The Constitution is best described as "circumlocutory" or "pleonastic." Some provisions are "circumbendibus." This is aggravated by the use of technical or ambiguous words pliable or dimensional in meanings and without accepted legal connotations.
Other parameters include the frequency of syllabic suffixes -ed and -eth; the use of disyllabic variants of suffixes -ion and -ious; the frequency of pleonastic verb "do" and of grammatical inversions; the frequency of alliterations; and the use of deviations from the metre to emphasize the meaning of the situation described in the line (not unlike onomatopoeia), for example, "Duck with French nods and apish courtesy" instead of something more "iambic," like: "Or duck with apish nods."
Out of the 30 occurrences, only one may be valued as neutral albeit pleonastic (popor de oameni [people of men]), all the other being associated with negative estimations related to:
Moving to example 7b, once the agent has hypothesized that it refers to the truck, it can penalize all senses of take whose subject must be either pleonastic (that is, nonreferential, as in It takes time to learn things well) or refer to a human.
The pleonastic threat underscores her unstable mindset and resolution to carry it out if he disregards her will.
He asked what 'on earth is the meaning of Fors Clavigera?'; pointed out that phrases such as 'workman and labourer' were pleonastic; and observed that needless digressions were, as in Tristram Shandy and Southey's Doctor, the rule (1871, 12).
While contradicting her previous stance, Lenor's pleonastic "true truth" displays itself as mere rhetorical facade here, a naive tautology that her own doubts about the pedagogical impact of the intellectuals on the people easily call into question.

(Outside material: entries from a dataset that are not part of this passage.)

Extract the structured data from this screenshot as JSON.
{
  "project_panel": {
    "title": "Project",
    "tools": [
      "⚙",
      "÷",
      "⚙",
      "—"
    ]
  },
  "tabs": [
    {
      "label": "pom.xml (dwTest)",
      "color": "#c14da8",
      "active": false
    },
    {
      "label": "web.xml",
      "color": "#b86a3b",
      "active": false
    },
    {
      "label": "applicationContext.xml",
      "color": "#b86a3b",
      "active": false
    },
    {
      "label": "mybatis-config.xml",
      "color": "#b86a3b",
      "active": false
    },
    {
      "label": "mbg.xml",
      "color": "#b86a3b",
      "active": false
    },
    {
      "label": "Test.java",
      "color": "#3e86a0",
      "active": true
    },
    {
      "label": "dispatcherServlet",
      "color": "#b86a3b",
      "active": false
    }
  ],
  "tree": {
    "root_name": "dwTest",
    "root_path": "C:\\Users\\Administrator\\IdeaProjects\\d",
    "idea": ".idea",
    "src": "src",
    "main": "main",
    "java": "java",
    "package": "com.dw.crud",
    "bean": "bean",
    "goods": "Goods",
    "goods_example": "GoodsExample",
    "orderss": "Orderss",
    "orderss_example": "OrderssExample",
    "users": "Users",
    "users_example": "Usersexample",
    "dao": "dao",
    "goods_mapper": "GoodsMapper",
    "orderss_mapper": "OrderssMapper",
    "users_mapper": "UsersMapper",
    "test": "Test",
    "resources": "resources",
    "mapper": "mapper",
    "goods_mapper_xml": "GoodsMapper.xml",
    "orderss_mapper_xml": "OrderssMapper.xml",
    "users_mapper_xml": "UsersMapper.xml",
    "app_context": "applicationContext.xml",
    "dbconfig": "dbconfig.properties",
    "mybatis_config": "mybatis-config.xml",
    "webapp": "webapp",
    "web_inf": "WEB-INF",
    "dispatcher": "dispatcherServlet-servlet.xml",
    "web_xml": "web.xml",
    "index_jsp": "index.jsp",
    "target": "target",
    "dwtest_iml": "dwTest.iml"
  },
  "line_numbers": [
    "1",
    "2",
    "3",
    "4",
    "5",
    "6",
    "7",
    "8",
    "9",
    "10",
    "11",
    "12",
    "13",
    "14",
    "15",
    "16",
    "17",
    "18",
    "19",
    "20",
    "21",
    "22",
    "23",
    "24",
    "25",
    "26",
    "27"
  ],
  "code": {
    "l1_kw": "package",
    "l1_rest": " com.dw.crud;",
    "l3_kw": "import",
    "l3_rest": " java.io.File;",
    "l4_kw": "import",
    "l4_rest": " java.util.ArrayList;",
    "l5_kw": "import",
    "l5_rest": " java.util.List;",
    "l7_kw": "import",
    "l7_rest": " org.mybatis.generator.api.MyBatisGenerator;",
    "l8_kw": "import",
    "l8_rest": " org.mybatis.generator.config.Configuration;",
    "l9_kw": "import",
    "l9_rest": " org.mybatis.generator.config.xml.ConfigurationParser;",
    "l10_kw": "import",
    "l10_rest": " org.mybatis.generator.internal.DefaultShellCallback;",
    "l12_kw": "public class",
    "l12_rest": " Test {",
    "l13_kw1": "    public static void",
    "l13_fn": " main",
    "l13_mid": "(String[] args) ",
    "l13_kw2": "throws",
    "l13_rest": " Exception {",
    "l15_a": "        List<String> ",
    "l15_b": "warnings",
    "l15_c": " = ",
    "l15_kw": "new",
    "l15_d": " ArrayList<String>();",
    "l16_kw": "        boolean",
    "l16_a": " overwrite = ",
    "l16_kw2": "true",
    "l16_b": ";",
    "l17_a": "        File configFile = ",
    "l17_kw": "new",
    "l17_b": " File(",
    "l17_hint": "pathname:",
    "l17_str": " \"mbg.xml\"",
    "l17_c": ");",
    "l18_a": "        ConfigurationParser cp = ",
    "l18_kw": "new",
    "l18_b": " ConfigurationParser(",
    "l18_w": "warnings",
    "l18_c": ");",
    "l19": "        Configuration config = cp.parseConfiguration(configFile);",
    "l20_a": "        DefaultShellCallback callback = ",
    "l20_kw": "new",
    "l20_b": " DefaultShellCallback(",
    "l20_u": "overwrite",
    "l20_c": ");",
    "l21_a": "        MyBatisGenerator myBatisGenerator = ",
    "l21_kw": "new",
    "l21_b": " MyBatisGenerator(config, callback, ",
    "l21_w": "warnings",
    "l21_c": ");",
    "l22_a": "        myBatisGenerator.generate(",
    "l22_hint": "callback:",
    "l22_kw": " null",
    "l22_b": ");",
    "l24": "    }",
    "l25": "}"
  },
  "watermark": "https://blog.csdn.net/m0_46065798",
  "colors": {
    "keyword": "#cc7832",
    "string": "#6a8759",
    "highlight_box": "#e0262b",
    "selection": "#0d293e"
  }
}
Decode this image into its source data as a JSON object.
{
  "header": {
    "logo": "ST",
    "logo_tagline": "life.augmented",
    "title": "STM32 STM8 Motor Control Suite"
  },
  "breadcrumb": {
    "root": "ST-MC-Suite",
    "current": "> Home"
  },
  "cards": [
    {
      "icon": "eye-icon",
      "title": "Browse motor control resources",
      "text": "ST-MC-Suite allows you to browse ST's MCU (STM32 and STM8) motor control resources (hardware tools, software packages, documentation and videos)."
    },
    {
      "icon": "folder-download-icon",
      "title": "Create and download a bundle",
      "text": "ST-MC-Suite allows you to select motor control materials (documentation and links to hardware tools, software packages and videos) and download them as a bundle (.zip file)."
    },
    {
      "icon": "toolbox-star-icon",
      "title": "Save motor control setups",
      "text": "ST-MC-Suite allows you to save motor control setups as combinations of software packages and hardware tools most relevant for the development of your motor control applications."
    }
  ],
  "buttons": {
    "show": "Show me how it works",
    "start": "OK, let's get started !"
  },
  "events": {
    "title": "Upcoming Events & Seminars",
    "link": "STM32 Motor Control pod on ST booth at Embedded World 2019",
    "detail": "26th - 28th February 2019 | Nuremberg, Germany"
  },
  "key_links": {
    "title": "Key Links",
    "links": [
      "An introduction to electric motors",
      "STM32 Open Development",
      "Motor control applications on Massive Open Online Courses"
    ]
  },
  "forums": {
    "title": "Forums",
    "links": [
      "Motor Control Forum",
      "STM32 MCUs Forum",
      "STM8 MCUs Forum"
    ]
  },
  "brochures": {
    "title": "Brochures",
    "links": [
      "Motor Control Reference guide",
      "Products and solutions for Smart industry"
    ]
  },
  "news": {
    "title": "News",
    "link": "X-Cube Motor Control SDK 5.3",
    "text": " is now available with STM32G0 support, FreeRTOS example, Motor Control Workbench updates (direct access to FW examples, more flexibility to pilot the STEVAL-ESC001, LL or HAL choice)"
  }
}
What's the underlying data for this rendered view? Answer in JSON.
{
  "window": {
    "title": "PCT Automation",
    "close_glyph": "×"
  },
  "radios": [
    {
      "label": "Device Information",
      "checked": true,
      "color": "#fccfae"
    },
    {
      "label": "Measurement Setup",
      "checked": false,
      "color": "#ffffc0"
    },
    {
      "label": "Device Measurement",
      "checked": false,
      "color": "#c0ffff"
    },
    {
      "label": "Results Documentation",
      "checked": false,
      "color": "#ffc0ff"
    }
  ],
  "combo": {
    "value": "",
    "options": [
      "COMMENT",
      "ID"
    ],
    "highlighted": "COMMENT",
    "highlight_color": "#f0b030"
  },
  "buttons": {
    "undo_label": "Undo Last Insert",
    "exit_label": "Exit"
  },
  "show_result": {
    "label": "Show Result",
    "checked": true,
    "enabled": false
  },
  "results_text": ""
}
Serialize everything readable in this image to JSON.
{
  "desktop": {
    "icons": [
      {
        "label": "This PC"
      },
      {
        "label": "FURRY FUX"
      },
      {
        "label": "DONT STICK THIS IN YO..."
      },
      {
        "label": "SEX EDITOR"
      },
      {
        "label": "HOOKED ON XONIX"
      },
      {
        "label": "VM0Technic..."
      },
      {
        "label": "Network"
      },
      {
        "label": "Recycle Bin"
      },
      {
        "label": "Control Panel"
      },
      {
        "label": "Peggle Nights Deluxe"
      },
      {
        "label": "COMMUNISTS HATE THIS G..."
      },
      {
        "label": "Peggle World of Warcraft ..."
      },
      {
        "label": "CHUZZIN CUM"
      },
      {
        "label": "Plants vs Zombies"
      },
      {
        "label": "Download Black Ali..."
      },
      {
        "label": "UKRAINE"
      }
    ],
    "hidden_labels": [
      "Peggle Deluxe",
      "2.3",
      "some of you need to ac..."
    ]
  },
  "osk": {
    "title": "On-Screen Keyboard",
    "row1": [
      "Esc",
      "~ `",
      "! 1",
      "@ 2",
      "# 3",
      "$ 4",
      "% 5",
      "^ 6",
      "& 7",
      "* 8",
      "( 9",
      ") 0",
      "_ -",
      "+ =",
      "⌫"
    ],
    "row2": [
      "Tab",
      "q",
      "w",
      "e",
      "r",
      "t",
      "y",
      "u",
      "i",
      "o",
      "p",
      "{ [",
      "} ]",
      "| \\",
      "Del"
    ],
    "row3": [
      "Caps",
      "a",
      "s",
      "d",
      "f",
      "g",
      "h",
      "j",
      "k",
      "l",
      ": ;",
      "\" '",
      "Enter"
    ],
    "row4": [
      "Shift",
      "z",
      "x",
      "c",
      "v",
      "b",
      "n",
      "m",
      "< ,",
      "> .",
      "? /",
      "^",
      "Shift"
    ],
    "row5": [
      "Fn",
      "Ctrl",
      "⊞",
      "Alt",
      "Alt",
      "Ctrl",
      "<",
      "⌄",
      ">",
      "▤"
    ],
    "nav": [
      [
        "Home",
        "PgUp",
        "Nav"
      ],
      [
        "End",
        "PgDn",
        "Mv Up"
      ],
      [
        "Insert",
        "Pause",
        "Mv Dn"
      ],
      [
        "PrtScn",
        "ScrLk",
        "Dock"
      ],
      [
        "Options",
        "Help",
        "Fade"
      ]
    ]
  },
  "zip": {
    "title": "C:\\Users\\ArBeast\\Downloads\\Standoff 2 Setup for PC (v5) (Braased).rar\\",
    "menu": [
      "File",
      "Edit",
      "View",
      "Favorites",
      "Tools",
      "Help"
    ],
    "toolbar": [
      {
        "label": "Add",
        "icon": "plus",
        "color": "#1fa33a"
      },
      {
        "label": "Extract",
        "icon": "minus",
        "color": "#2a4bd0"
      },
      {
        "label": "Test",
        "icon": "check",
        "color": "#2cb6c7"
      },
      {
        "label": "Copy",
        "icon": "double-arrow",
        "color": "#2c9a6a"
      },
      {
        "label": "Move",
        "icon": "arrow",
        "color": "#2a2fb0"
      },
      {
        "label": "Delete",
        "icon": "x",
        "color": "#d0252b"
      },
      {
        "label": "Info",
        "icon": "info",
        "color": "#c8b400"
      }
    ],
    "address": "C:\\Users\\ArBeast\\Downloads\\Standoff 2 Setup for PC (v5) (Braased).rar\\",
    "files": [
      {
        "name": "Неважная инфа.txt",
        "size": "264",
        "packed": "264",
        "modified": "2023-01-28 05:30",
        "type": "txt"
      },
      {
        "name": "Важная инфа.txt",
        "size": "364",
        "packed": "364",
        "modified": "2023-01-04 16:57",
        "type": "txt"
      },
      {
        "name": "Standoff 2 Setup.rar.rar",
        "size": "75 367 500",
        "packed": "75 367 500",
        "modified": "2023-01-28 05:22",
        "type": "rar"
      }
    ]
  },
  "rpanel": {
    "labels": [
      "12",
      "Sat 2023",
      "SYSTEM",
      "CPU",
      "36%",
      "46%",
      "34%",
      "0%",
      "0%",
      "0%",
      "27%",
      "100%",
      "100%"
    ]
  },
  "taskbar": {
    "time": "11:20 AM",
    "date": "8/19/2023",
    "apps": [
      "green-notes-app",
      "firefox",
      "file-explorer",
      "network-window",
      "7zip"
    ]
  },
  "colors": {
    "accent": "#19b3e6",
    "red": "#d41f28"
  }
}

The use of pleonastic that in the history of English can be safely ascribed to Lehman's category of hypercharacterization according to which the general subordinator that becomes spuriously added to all kinds of conjunctions and prepositions (Fischer 1992: 295), as in examples (1-2).